- children with problem tonsils
- people who suffer from allergies or sinus problems.
People who suffer from sleep apnea often get complaints that their snoring keeps others awake.
Treat it before it harms you
Untreated sleep apnea can increase your risk of high blood pressure and stroke. Poor concentration, excessive daytime sleepiness and driving accidents are some of the adverse effects that are related to the condition.
Since the condition is caused by problems associated with your mouth, a dentist trained in sleep disorder dentistry can provide effective treatment.
Find out if sleep apnea is the cause of your fatugue
Although sleep apnea is treatable, the problem often goes unrecognized.
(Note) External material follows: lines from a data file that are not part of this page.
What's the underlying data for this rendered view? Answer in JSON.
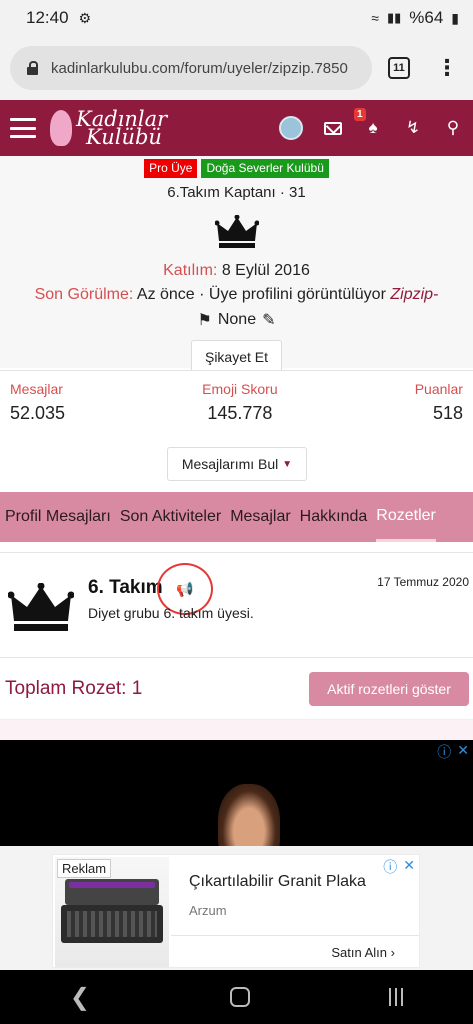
{
  "status_bar": {
    "time": "12:40",
    "battery": "%64"
  },
  "browser": {
    "url": "kadinlarkulubu.com/forum/uyeler/zipzip.7850",
    "tab_count": "11"
  },
  "site": {
    "logo_text_line1": "Kadınlar",
    "logo_text_line2": "Kulübü",
    "notification_badge": "1",
    "brand_color": "#8e1a3d",
    "accent_pink": "#d98aa3"
  },
  "profile": {
    "tags": [
      "Pro Üye",
      "Doğa Severler Kulübü"
    ],
    "subtitle": "6.Takım Kaptanı · 31",
    "joined_label": "Katılım:",
    "joined_value": "8 Eylül 2016",
    "last_seen_label": "Son Görülme:",
    "last_seen_value": "Az önce · Üye profilini görüntülüyor",
    "last_seen_user": "Zipzip-",
    "none_label": "None",
    "report_button": "Şikayet Et"
  },
  "stats": [
    {
      "label": "Mesajlar",
      "value": "52.035"
    },
    {
      "label": "Emoji Skoru",
      "value": "145.778"
    },
    {
      "label": "Puanlar",
      "value": "518"
    }
  ],
  "find_messages_button": "Mesajlarımı Bul",
  "tabs": [
    {
      "label": "Profil Mesajları",
      "active": false
    },
    {
      "label": "Son Aktiviteler",
      "active": false
    },
    {
      "label": "Mesajlar",
      "active": false
    },
    {
      "label": "Hakkında",
      "active": false
    },
    {
      "label": "Rozetler",
      "active": true
    }
  ],
  "trophy": {
    "title": "6. Takım",
    "date": "17 Temmuz 2020",
    "description": "Diyet grubu 6. takım üyesi."
  },
  "total": {
    "label": "Toplam Rozet: 1",
    "button": "Aktif rozetleri göster"
  },
  "ad": {
    "tag": "Reklam",
    "headline": "Çıkartılabilir Granit Plaka",
    "advertiser": "Arzum",
    "cta": "Satın Alın"
  }
}
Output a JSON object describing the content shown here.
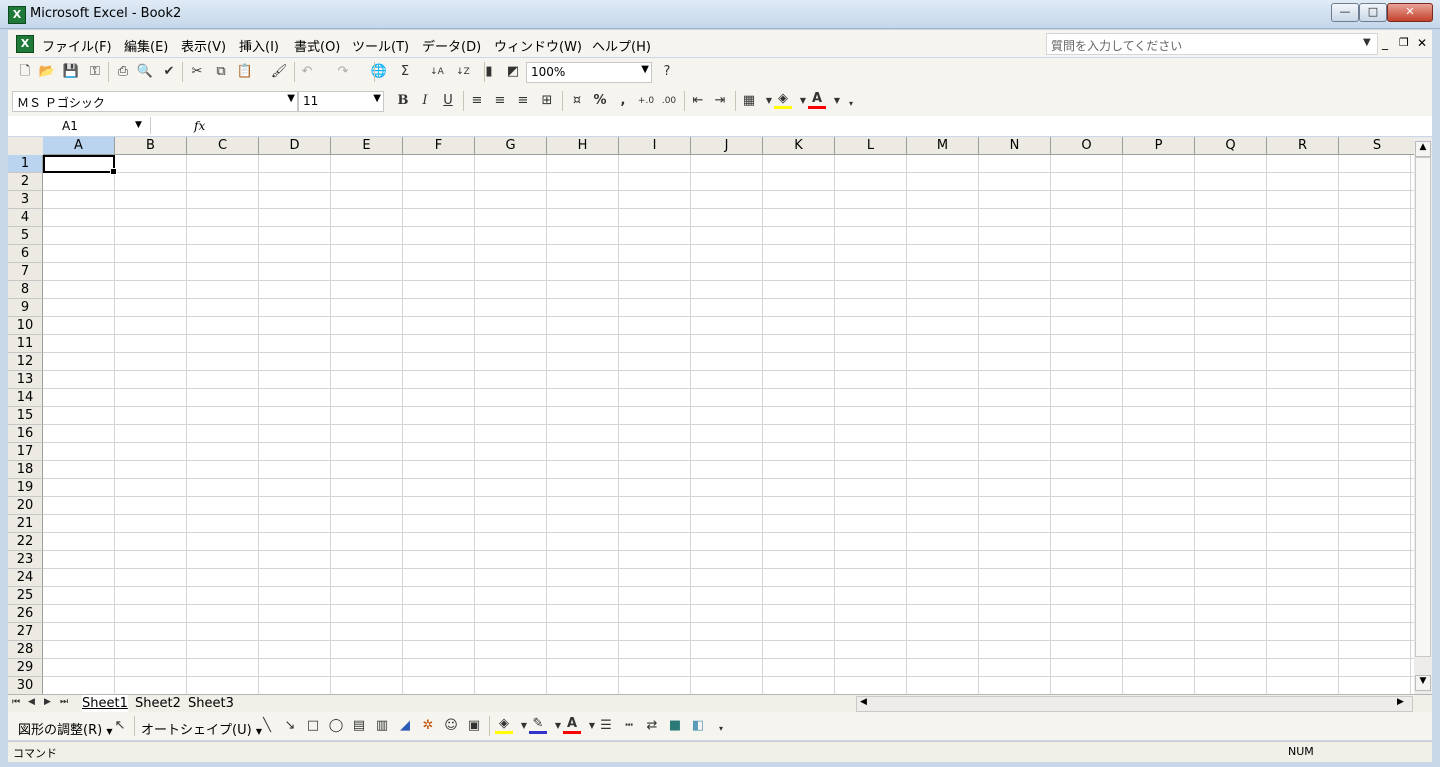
{
  "window": {
    "title": "Microsoft Excel - Book2",
    "min_label": "—",
    "max_label": "□",
    "close_label": "✕"
  },
  "menubar": {
    "items": [
      "ファイル(F)",
      "編集(E)",
      "表示(V)",
      "挿入(I)",
      "書式(O)",
      "ツール(T)",
      "データ(D)",
      "ウィンドウ(W)",
      "ヘルプ(H)"
    ],
    "ask_placeholder": "質問を入力してください"
  },
  "standard_toolbar": {
    "zoom": "100%",
    "icons": [
      "new-icon",
      "open-icon",
      "save-icon",
      "permission-icon",
      "print-icon",
      "print-preview-icon",
      "spelling-icon",
      "cut-icon",
      "copy-icon",
      "paste-icon",
      "format-painter-icon",
      "undo-icon",
      "redo-icon",
      "hyperlink-icon",
      "autosum-icon",
      "sort-ascending-icon",
      "sort-descending-icon",
      "chart-wizard-icon",
      "drawing-icon",
      "help-icon"
    ]
  },
  "format_toolbar": {
    "font": "ＭＳ Ｐゴシック",
    "size": "11",
    "bold": "B",
    "italic": "I",
    "underline": "U",
    "percent": "%",
    "comma": ","
  },
  "formula_bar": {
    "name_box": "A1",
    "fx": "fx",
    "value": ""
  },
  "grid": {
    "columns": [
      "A",
      "B",
      "C",
      "D",
      "E",
      "F",
      "G",
      "H",
      "I",
      "J",
      "K",
      "L",
      "M",
      "N",
      "O",
      "P",
      "Q",
      "R",
      "S"
    ],
    "rows": [
      "1",
      "2",
      "3",
      "4",
      "5",
      "6",
      "7",
      "8",
      "9",
      "10",
      "11",
      "12",
      "13",
      "14",
      "15",
      "16",
      "17",
      "18",
      "19",
      "20",
      "21",
      "22",
      "23",
      "24",
      "25",
      "26",
      "27",
      "28",
      "29",
      "30"
    ],
    "active_cell": "A1"
  },
  "sheets": [
    "Sheet1",
    "Sheet2",
    "Sheet3"
  ],
  "active_sheet": "Sheet1",
  "drawing_toolbar": {
    "draw_menu": "図形の調整(R)",
    "autoshapes": "オートシェイプ(U)"
  },
  "status": {
    "left": "コマンド",
    "right": "NUM"
  },
  "colors": {
    "selected_header": "#bad3ee",
    "app_green": "#1f7a3a"
  }
}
People only become aware of it if they have been told. If you can’t get sleep the sleep you need, you may have sleep apnea.
Don’t wait for someone to tell you your snoring is keeping them awake, take my free on-line, no obligations sleep questionnaire. There’s no need to be alarmed sleep apnea can be treated by a dentist trained in sleep disorder dentistry. Take the test and get the rest you’ve been missing.